By CASEY S. ELLIOTT Athens Messenger staff journalist
Posted: Tuesday, June 28, 2011

GLOUSTER — Rural Action has found a way to get area children interested in such things as chemistry, watersheds and acid mine drainage through a summer day camp that includes looking at bugs in local waterways and making tie-dye shirts.

Elementary school children from the Glouster, Nelsonville and Athens areas are spending this week learning about water, conservation and natural history during the Sunday Creek Summer Day Camp. Children involved in the program are spending the week in Glouster-area parks and the Trimble Community Forest, as well as taking trips to The Wilds in Cumberland, Burr Oak State Park near Glouster and Wayne National Forest near Nelsonville.

The camp, which has been held for at least the past eight years, is an extension of programs kids ages 8 to 12 experience during the school year, said Rural Action environmental education coordinator Joe Brehm.

“The goal is to go more in depth on the concepts they touch on during the school year,” Brehm said on Monday. “We ask them ‘What is a watershed?’ but then follow up with activities that demonstrate they understand what it is.”

Twenty-five area children are taking advantage of this year’s camp, which also will examine water quality, natural history, energy and sustainability. Camp organizers also have incorporated local foods into the programming, with the help of Rural Action’s sustainable agriculture program.

Children enrolled in the camp learned about watersheds and pH levels in the water and nature photography and incorporated acid mine runoff into the creation of tie-dye T-shirts. The metals in the runoff are dried and used as pigment. On Monday, campers took the dried material, added water to it and then soaked T-shirts in the mixture. When the shirts dried, the children had their own unique fashion statements from the camp.

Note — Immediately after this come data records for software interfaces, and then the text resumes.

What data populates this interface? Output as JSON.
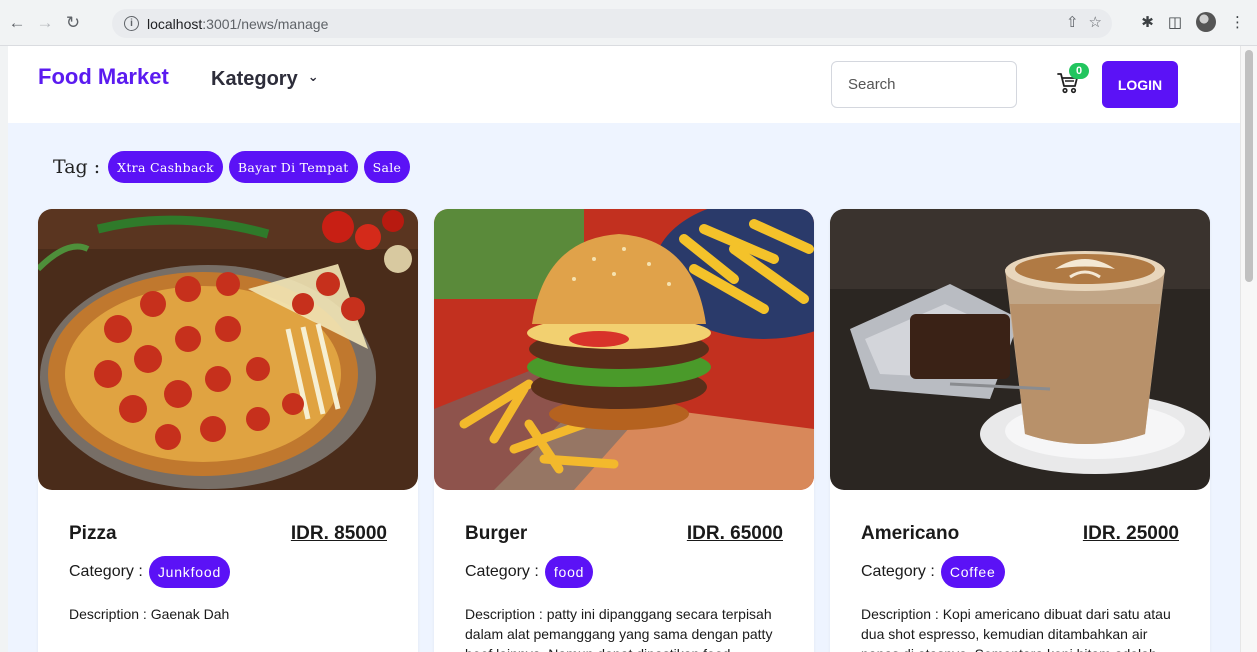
{
  "browser": {
    "url_host": "localhost",
    "url_path": ":3001/news/manage"
  },
  "navbar": {
    "brand": "Food Market",
    "kategory_label": "Kategory",
    "search_placeholder": "Search",
    "cart_count": "0",
    "login_label": "LOGIN"
  },
  "tags": {
    "label": "Tag :",
    "items": [
      "Xtra Cashback",
      "Bayar Di Tempat",
      "Sale"
    ]
  },
  "products": [
    {
      "name": "Pizza",
      "price": "IDR. 85000",
      "category_label": "Category :",
      "category": "Junkfood",
      "description": "Description : Gaenak Dah"
    },
    {
      "name": "Burger",
      "price": "IDR. 65000",
      "category_label": "Category :",
      "category": "food",
      "description": "Description : patty ini dipanggang secara terpisah dalam alat pemanggang yang sama dengan patty beef lainnya. Namun dapat dipastikan food"
    },
    {
      "name": "Americano",
      "price": "IDR. 25000",
      "category_label": "Category :",
      "category": "Coffee",
      "description": "Description : Kopi americano dibuat dari satu atau dua shot espresso, kemudian ditambahkan air panas di atasnya. Sementara kopi hitam adalah"
    }
  ],
  "colors": {
    "brand": "#5b1bf0",
    "accent": "#5b12f6",
    "badge": "#22c55e",
    "page_bg": "#eef4ff"
  }
}
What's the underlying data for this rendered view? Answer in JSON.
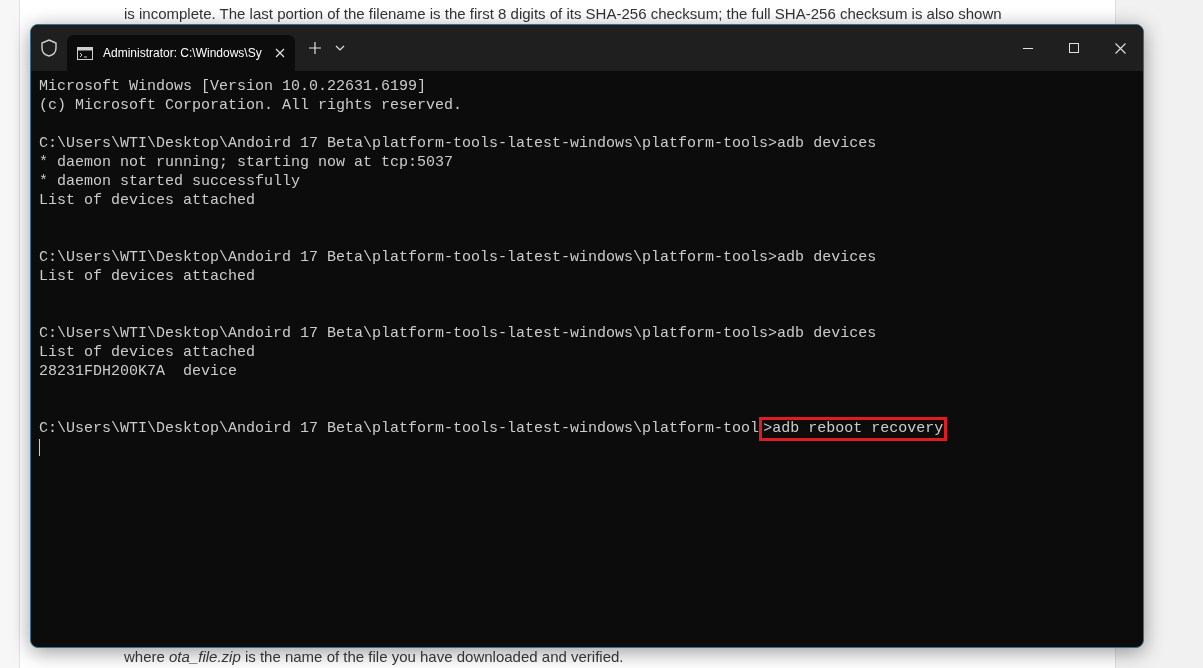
{
  "article": {
    "top_text": "is incomplete. The last portion of the filename is the first 8 digits of its SHA-256 checksum; the full SHA-256 checksum is also shown",
    "bottom_text": "where *ota_file.zip* is the name of the file you have downloaded and verified."
  },
  "window": {
    "tab": {
      "title": "Administrator: C:\\Windows\\Sy",
      "selected": true
    }
  },
  "terminal": {
    "lines": [
      {
        "kind": "text",
        "text": "Microsoft Windows [Version 10.0.22631.6199]"
      },
      {
        "kind": "text",
        "text": "(c) Microsoft Corporation. All rights reserved."
      },
      {
        "kind": "blank"
      },
      {
        "kind": "text",
        "text": "C:\\Users\\WTI\\Desktop\\Andoird 17 Beta\\platform-tools-latest-windows\\platform-tools>adb devices"
      },
      {
        "kind": "text",
        "text": "* daemon not running; starting now at tcp:5037"
      },
      {
        "kind": "text",
        "text": "* daemon started successfully"
      },
      {
        "kind": "text",
        "text": "List of devices attached"
      },
      {
        "kind": "blank"
      },
      {
        "kind": "blank"
      },
      {
        "kind": "text",
        "text": "C:\\Users\\WTI\\Desktop\\Andoird 17 Beta\\platform-tools-latest-windows\\platform-tools>adb devices"
      },
      {
        "kind": "text",
        "text": "List of devices attached"
      },
      {
        "kind": "blank"
      },
      {
        "kind": "blank"
      },
      {
        "kind": "text",
        "text": "C:\\Users\\WTI\\Desktop\\Andoird 17 Beta\\platform-tools-latest-windows\\platform-tools>adb devices"
      },
      {
        "kind": "text",
        "text": "List of devices attached"
      },
      {
        "kind": "text",
        "text": "28231FDH200K7A  device"
      },
      {
        "kind": "blank"
      },
      {
        "kind": "blank"
      },
      {
        "kind": "highlighted",
        "text": "C:\\Users\\WTI\\Desktop\\Andoird 17 Beta\\platform-tools-latest-windows\\platform-tool",
        "highlight": ">adb reboot recovery"
      },
      {
        "kind": "cursor"
      }
    ]
  }
}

Incoming fifth-grader Maya Rothwadsworth of Athens said she enjoyed learning about the water cycle — evaporation and precipitation — as well as the tie-dye project.

“I think it’s cool,” she said.

Fifth-grader Maddie Holl of The Plains has been going to the camp for the past five years, and said she likes all of the activities that are offered.

“I really like doing the pH testing, and finding bugs,” she said.

The camp runs through Friday. For information, visit ruralaction.org or call Brehm at 767-2225.

On July 5th, 2011, posted in: In the Press by

Leave a Reply